As you might imagine with the word “rock” in the name, there’s no shortage of them on the trails. Most trails (other than the access roads) are hard packed clay and that makes for a lot of square edges as rocks shift and become dislodged from the soil. Don’t let that deter you; just make sure your machine is equipped with durable tires and adequate undercarriage protection. If you’re used to high speed fire roads or desert riding like you might find out west, chances are you’ll be moving a lot slower at Windrock partly because of the rocks and partly because many of the trails are carved out of a mountainside.
Because of the sheer size of the park we advise giving yourself at least a few days to take it all in, maybe more. Whether you’re self contained or you prefer more luxurious accommodations, the Windrock Campground offers everything from primitive tent sites to full hookups and a host of cabins of varying sizes. The campground facilities are top notch and will leave you wanting for nothing whether you brought your own toy hauler or you simply trailered your machines and reserved one of their many cabins.
When we say Windrock park has something for everyone, we mean everyone. On the weekend of our visit there just happened to be a round of the Southern Rock Racing Series taking place so we were treated to some amazing spectating of not only UTV hill killing but the incredible big horsepower rock bouncers. You can read and watch more from this event right here.

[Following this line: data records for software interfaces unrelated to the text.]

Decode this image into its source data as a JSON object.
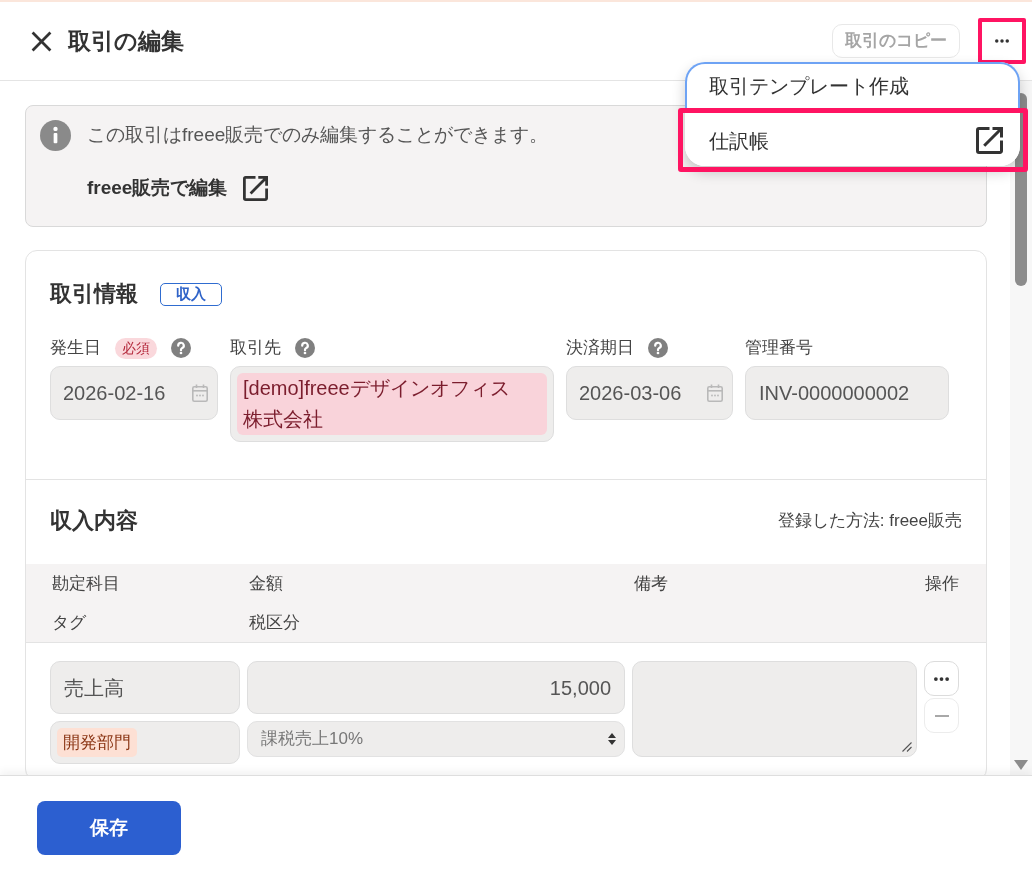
{
  "header": {
    "title": "取引の編集",
    "copy_button": {
      "label": "取引のコピー",
      "disabled": true
    },
    "more_button": {
      "highlighted": true
    }
  },
  "menu": {
    "items": [
      {
        "label": "取引テンプレート作成",
        "external": false,
        "focused": true,
        "highlighted": false
      },
      {
        "label": "仕訳帳",
        "external": true,
        "focused": false,
        "highlighted": true
      }
    ]
  },
  "notice": {
    "message": "この取引はfreee販売でのみ編集することができます。",
    "link": "freee販売で編集"
  },
  "transaction": {
    "title": "取引情報",
    "type_badge": "収入",
    "fields": [
      {
        "label": "発生日",
        "required_badge": "必須",
        "help": true,
        "kind": "date",
        "value": "2026-02-16"
      },
      {
        "label": "取引先",
        "help": true,
        "kind": "partner",
        "value": "[demo]freeeデザインオフィス株式会社"
      },
      {
        "label": "決済期日",
        "help": true,
        "kind": "date",
        "value": "2026-03-06"
      },
      {
        "label": "管理番号",
        "help": false,
        "kind": "text",
        "value": "INV-0000000002"
      }
    ]
  },
  "details": {
    "title": "収入内容",
    "registration": "登録した方法: freee販売",
    "columns": [
      {
        "top": "勘定科目",
        "bottom": "タグ"
      },
      {
        "top": "金額",
        "bottom": "税区分"
      },
      {
        "top": "備考"
      },
      {
        "top": "操作"
      }
    ],
    "rows": [
      {
        "account": "売上高",
        "amount": "15,000",
        "tag": "開発部門",
        "tax": "課税売上10%"
      }
    ]
  },
  "footer": {
    "save_button": "保存"
  }
}
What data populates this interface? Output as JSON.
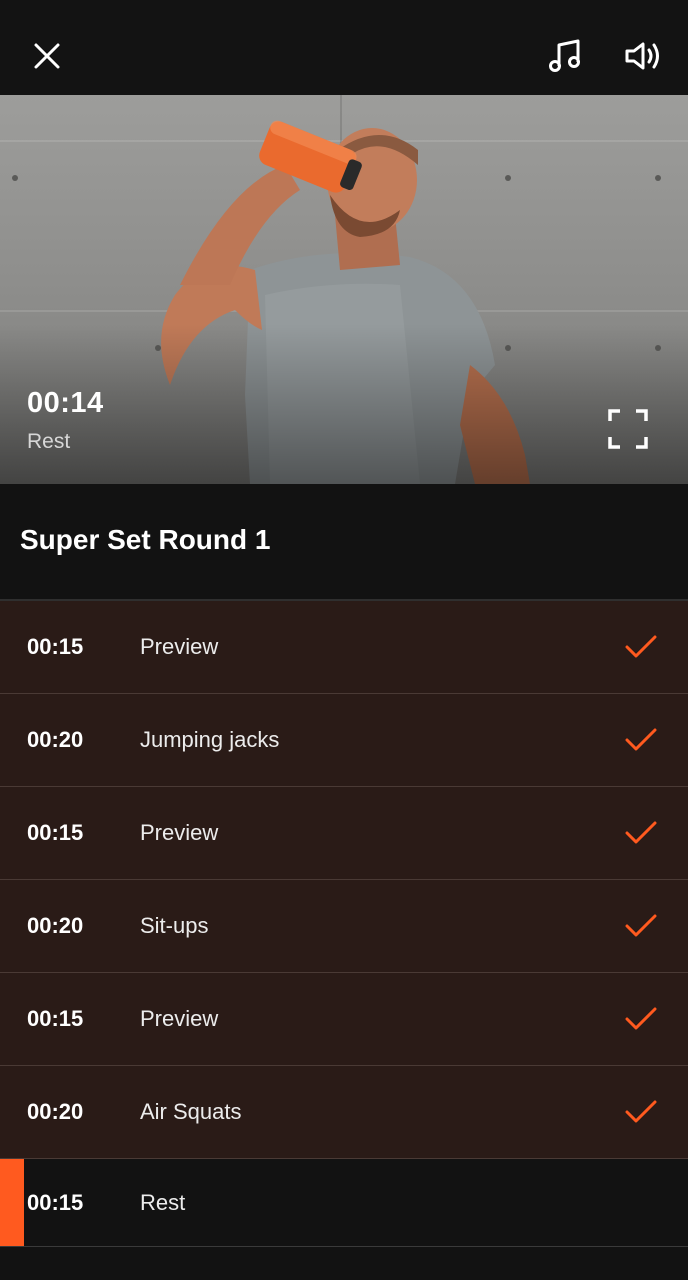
{
  "colors": {
    "accent": "#ff5a1f",
    "background": "#121212",
    "row_background": "#2a1b17"
  },
  "header": {
    "close_icon": "close-icon",
    "music_icon": "music-note-icon",
    "volume_icon": "volume-icon"
  },
  "player": {
    "time": "00:14",
    "phase": "Rest",
    "fullscreen_icon": "fullscreen-icon"
  },
  "section": {
    "title": "Super Set Round 1"
  },
  "exercises": [
    {
      "duration": "00:15",
      "name": "Preview",
      "completed": true
    },
    {
      "duration": "00:20",
      "name": "Jumping jacks",
      "completed": true
    },
    {
      "duration": "00:15",
      "name": "Preview",
      "completed": true
    },
    {
      "duration": "00:20",
      "name": "Sit-ups",
      "completed": true
    },
    {
      "duration": "00:15",
      "name": "Preview",
      "completed": true
    },
    {
      "duration": "00:20",
      "name": "Air Squats",
      "completed": true
    },
    {
      "duration": "00:15",
      "name": "Rest",
      "completed": false,
      "current": true
    }
  ]
}
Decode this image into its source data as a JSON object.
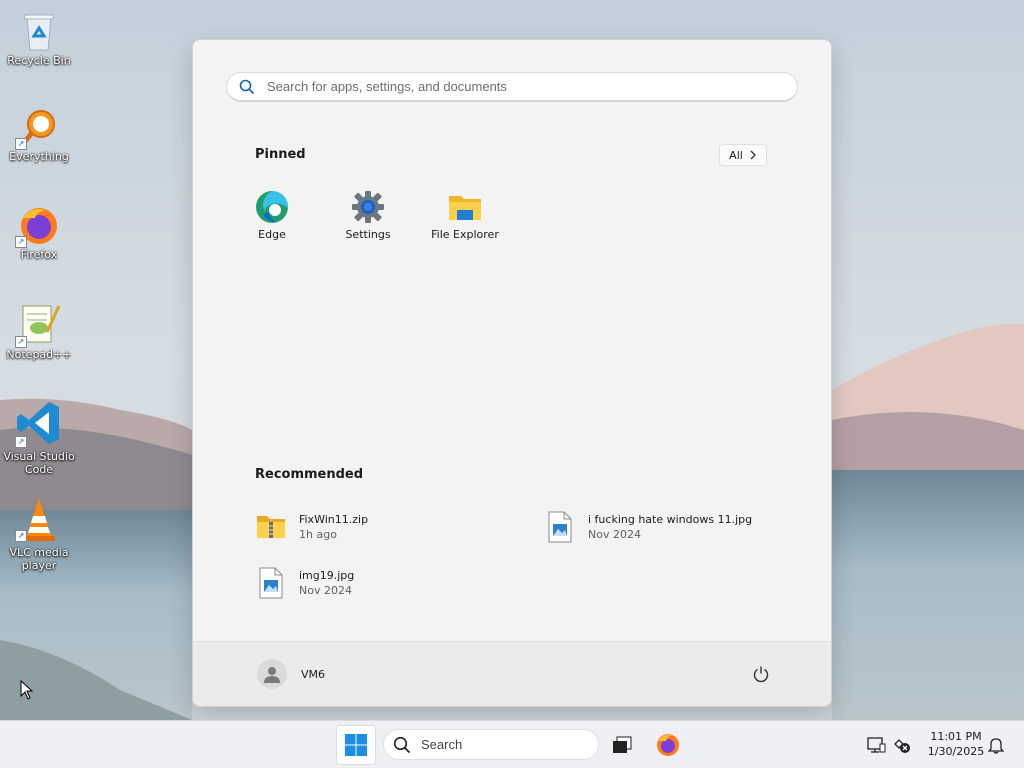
{
  "desktop": {
    "icons": [
      {
        "label": "Recycle Bin",
        "icon": "recycle-bin-icon"
      },
      {
        "label": "Everything",
        "icon": "everything-search-icon"
      },
      {
        "label": "Firefox",
        "icon": "firefox-icon"
      },
      {
        "label": "Notepad++",
        "icon": "notepad-plus-plus-icon"
      },
      {
        "label": "Visual Studio Code",
        "icon": "vscode-icon"
      },
      {
        "label": "VLC media player",
        "icon": "vlc-icon"
      }
    ]
  },
  "start_menu": {
    "search_placeholder": "Search for apps, settings, and documents",
    "pinned_title": "Pinned",
    "all_button": "All",
    "pinned": [
      {
        "label": "Edge",
        "icon": "edge-icon"
      },
      {
        "label": "Settings",
        "icon": "settings-gear-icon"
      },
      {
        "label": "File Explorer",
        "icon": "folder-icon"
      }
    ],
    "recommended_title": "Recommended",
    "recommended": [
      {
        "name": "FixWin11.zip",
        "time": "1h ago",
        "icon": "zip-folder-icon"
      },
      {
        "name": "i fucking hate windows 11.jpg",
        "time": "Nov 2024",
        "icon": "image-file-icon"
      },
      {
        "name": "img19.jpg",
        "time": "Nov 2024",
        "icon": "image-file-icon"
      }
    ],
    "user": {
      "name": "VM6"
    }
  },
  "taskbar": {
    "search_label": "Search",
    "clock": {
      "time": "11:01 PM",
      "date": "1/30/2025"
    }
  },
  "colors": {
    "accent": "#0078d4",
    "menu_bg": "#f3f3f3",
    "taskbar_bg": "#eef0f3"
  }
}
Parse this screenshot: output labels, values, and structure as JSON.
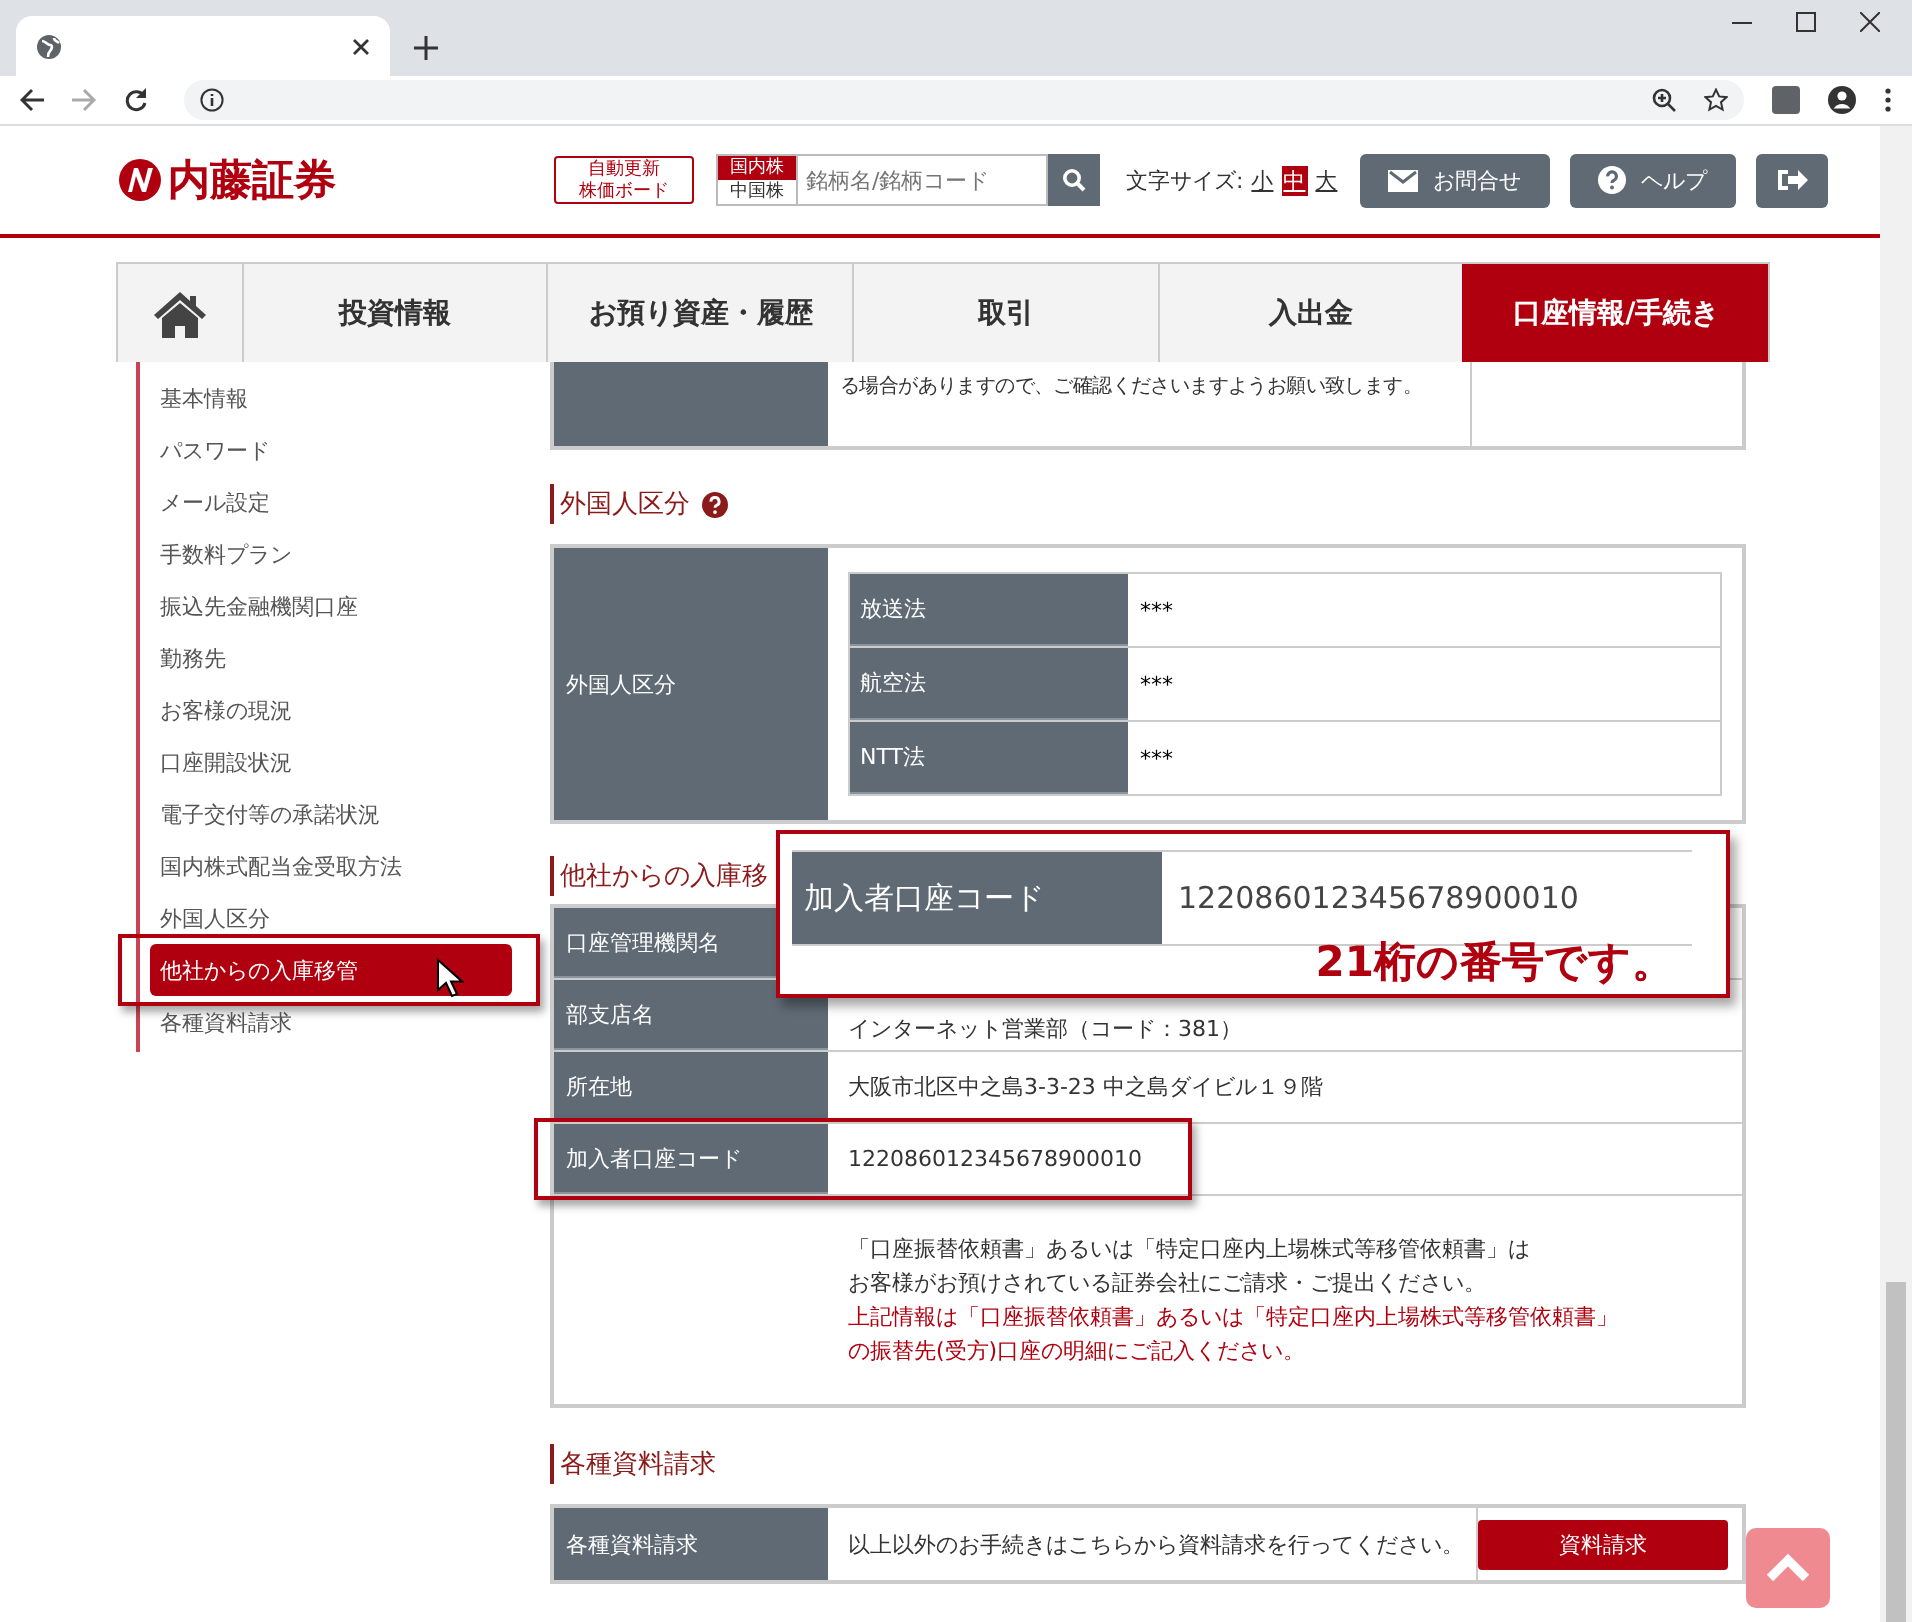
{
  "header": {
    "logo": "内藤証券",
    "auto_board": [
      "自動更新",
      "株価ボード"
    ],
    "market_tabs": [
      {
        "label": "国内株",
        "selected": true
      },
      {
        "label": "中国株",
        "selected": false
      }
    ],
    "search": {
      "placeholder": "銘柄名/銘柄コード"
    },
    "font_size": {
      "label": "文字サイズ:",
      "options": [
        {
          "label": "小",
          "selected": false
        },
        {
          "label": "中",
          "selected": true
        },
        {
          "label": "大",
          "selected": false
        }
      ]
    },
    "buttons": [
      {
        "kind": "mail",
        "label": "お問合せ"
      },
      {
        "kind": "help",
        "label": "ヘルプ"
      },
      {
        "kind": "logout"
      }
    ]
  },
  "nav": [
    {
      "kind": "home",
      "selected": false
    },
    {
      "kind": "text",
      "label": "投資情報",
      "selected": false
    },
    {
      "kind": "text",
      "label": "お預り資産・履歴",
      "selected": false
    },
    {
      "kind": "text",
      "label": "取引",
      "selected": false
    },
    {
      "kind": "text",
      "label": "入出金",
      "selected": false
    },
    {
      "kind": "text",
      "label": "口座情報/手続き",
      "selected": true
    }
  ],
  "sidebar": [
    {
      "label": "基本情報",
      "selected": false
    },
    {
      "label": "パスワード",
      "selected": false
    },
    {
      "label": "メール設定",
      "selected": false
    },
    {
      "label": "手数料プラン",
      "selected": false
    },
    {
      "label": "振込先金融機関口座",
      "selected": false
    },
    {
      "label": "勤務先",
      "selected": false
    },
    {
      "label": "お客様の現況",
      "selected": false
    },
    {
      "label": "口座開設状況",
      "selected": false
    },
    {
      "label": "電子交付等の承諾状況",
      "selected": false
    },
    {
      "label": "国内株式配当金受取方法",
      "selected": false
    },
    {
      "label": "外国人区分",
      "selected": false
    },
    {
      "label": "他社からの入庫移管",
      "selected": true
    },
    {
      "label": "各種資料請求",
      "selected": false
    }
  ],
  "top_table": {
    "text": "る場合がありますので、ご確認くださいますようお願い致します。"
  },
  "foreigner": {
    "title": "外国人区分",
    "label": "外国人区分",
    "rows": [
      {
        "label": "放送法",
        "value": "***"
      },
      {
        "label": "航空法",
        "value": "***"
      },
      {
        "label": "NTT法",
        "value": "***"
      }
    ]
  },
  "transfer": {
    "title": "他社からの入庫移",
    "rows": [
      {
        "label": "口座管理機関名",
        "highlighted": false
      },
      {
        "label": "部支店名",
        "value": "インターネット営業部（コード：381）",
        "highlighted": false
      },
      {
        "label": "所在地",
        "value": "大阪市北区中之島3-3-23 中之島ダイビル１９階",
        "highlighted": false
      },
      {
        "label": "加入者口座コード",
        "value": "122086012345678900010",
        "highlighted": true
      }
    ],
    "notes": [
      {
        "kind": "normal",
        "lines": [
          "「口座振替依頼書」あるいは「特定口座内上場株式等移管依頼書」は",
          "お客様がお預けされている証券会社にご請求・ご提出ください。"
        ]
      },
      {
        "kind": "warning",
        "lines": [
          "上記情報は「口座振替依頼書」あるいは「特定口座内上場株式等移管依頼書」",
          "の振替先(受方)口座の明細にご記入ください。"
        ]
      }
    ]
  },
  "callout": {
    "label": "加入者口座コード",
    "value": "122086012345678900010",
    "note": "21桁の番号です。"
  },
  "documents": {
    "title": "各種資料請求",
    "label": "各種資料請求",
    "text": "以上以外のお手続きはこちらから資料請求を行ってください。",
    "button": "資料請求"
  }
}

If you’re the type who enjoys events and lots of people, Windrock puts on it’s own Jamboree twice a year in the spring and the fall. Events include guided trail rides, cookouts, racing, a mud bog and new for this year, a concert featuring national recording artist Jon Pardi.
All the details
In an effort to keep a family friendly environment, as well as preserve the beauty of the park, Windrock does not allow alcohol on the trails. Prior to entering the trail system, all participants are required to display a trail permit as well as allow a park official to inspect their cooler for alcohol. That might seem overkill to some but due to the technical nature of the trails and the fact that the whole system is built on a mountain, alcohol only serves to make things more dangerous. Not to mention a lot of folks tend to be pretty careless with their trash when drinking and Windrock has a lot of beauty to preserve. While we did spot a few random beer cans and water bottles along the trail, it’s obvious this restriction goes a long ways in keeping trash off of the trails.
If you plan to visit, permits are available for purchase in 1, 2, 3 and 4 day increments or you can purchase an annual pass for around $91. Kids 12 and under are about half that but everyone entering the park, wether driver or passenger is required to have a permit. You can purchase permits at the Campground office as well as the General store where you can also find souvenirs, parts, last minute supplies or even rent a UTV from their fleet.
As the largest privately owned off-road park in the country, Windrock is one spot we definitely recommend putting on your bucket list. The sheer size of the trail system, along with the areas history, unique landmarks and abundance of amenities will keep everyone in the family entertained and if we’re honest, coming back for more. In the two days we visited, we covered a little over 100 miles of the park; just enough to pique our interest and leave us wanting more.